Tuesday, March 06, 2012

Book Excerpt (1) - Nothing Comes Close

An excerpt from the forthcoming novel "Nothing Comes Close". This story is a spin-off from the popular online series "In My Dreams It Was Simpler". 

Synopsis: Sassy, confident career girl, Lola meets cool, handsome, unpredictable hunk, Wole. He pushes all the right buttons for her, and sparks fly. Wole is also irresistibly drawn to Lola, and before long, they get together in a delightful romance. But Wole is not all that he seems, and he is holding back a lot of secrets.
Things start to unravel when Wole’s past starts to catch up with him and Lola has to decide if Wole is worth the trouble that threatens to overwhelm her. Will their relationship survive the trials of a murder investigation, a meddling relative and a trip across the world? Or will they give up and go their separate ways? Find out in this fantastic new book!


‘Slam dunk!’
‘Great shot!’
I retrieved the ball and bounced passed it to my team mate Kenechukwu. We were playing basketball with some of the other guys in the gym. I was drenched with sweat but feeling absolutely great. I had just recovered from a grim bout of flu and it felt great to be alive and fit again. I ran down the length of the court and threw the ball straight up into the other team’s net again.
‘Someone is on fire today,’ Mark grinned as he retrieved the ball. He was playing for the opposing team.
‘For sure!’ I called back.

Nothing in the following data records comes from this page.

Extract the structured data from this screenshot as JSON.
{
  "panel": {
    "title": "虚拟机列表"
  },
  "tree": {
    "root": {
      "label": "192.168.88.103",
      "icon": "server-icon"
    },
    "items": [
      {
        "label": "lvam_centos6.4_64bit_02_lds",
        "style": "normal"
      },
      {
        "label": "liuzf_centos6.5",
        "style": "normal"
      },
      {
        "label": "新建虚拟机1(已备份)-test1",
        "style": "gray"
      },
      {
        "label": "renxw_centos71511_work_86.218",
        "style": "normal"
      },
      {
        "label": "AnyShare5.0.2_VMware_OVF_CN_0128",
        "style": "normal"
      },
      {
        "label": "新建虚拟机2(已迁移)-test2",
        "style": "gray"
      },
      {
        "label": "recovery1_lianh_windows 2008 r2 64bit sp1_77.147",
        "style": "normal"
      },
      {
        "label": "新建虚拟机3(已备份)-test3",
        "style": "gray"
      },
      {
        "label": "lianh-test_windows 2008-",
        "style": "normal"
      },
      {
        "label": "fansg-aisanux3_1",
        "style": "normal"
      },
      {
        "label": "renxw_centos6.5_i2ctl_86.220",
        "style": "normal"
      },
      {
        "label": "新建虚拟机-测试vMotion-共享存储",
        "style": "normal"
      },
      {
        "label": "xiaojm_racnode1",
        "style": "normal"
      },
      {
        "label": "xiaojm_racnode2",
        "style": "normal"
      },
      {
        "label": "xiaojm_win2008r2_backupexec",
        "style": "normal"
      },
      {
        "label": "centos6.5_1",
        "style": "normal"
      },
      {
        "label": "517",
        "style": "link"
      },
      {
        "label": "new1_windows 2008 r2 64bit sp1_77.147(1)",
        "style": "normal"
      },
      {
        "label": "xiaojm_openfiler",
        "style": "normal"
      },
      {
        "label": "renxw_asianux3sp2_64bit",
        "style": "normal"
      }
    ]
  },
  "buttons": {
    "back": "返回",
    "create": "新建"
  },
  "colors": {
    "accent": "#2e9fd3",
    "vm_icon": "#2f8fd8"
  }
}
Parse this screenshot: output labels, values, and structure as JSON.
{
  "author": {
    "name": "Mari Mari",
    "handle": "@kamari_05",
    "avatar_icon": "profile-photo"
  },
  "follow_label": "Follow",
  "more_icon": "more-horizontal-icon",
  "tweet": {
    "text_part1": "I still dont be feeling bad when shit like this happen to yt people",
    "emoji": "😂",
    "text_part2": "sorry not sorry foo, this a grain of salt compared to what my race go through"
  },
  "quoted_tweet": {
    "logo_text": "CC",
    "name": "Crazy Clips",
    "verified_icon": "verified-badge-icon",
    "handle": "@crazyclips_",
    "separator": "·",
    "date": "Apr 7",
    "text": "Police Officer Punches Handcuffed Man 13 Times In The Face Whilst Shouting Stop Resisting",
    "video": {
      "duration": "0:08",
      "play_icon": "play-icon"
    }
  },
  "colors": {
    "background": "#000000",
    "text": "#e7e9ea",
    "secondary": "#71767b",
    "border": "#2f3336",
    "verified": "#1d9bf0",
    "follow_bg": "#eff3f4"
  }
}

We played for another ten minutes before the whistle went and our booked slot was over. I tossed the ball towards Kenechukwu and we started going towards the showers, clapping the guys on the back, muttering ‘good game guys, see you next week…
Mark joined us a few moments later.
‘Well done Wole,’ he said. ‘Did you overdose on some high energy drink?’
‘Naa,’ I said. ‘Just full of beans today.’
‘So I see,’ Kenechukwu said. ‘What have you got planned for the rest of today?’
‘I’m going to see my girlfriend in Kent this evening.’ Mark said
‘Not much. I was thinking of catching up on some work.’ I said. ‘I slacked last week because of the flu.’
‘Keep the work till later, man. Since you’re buzzing with energy today, you can be my right-hand man.’
‘What are you up to?’
‘I’ve got an album launch and a birthday party. Plenty of opportunities to meet chicks.’
‘I’m not looking to meet anyone.’ I said. ‘But I don’t mind having some fun this weekend. I can do my extra work during the week.’
‘Great. Sorry you can’t come with us Mark.’
‘I’ll survive without you today. You’re becoming a bad influence on me anyway, Kene.’ Mark said.
‘Me? I don’t know what you’re talking about,’ Kene replied, raising one eyebrow.
‘Don’t worry Mark. I’ll do my best to keep him in check.’ I said.
‘Good luck with that.’ Kene said, and we all laughed.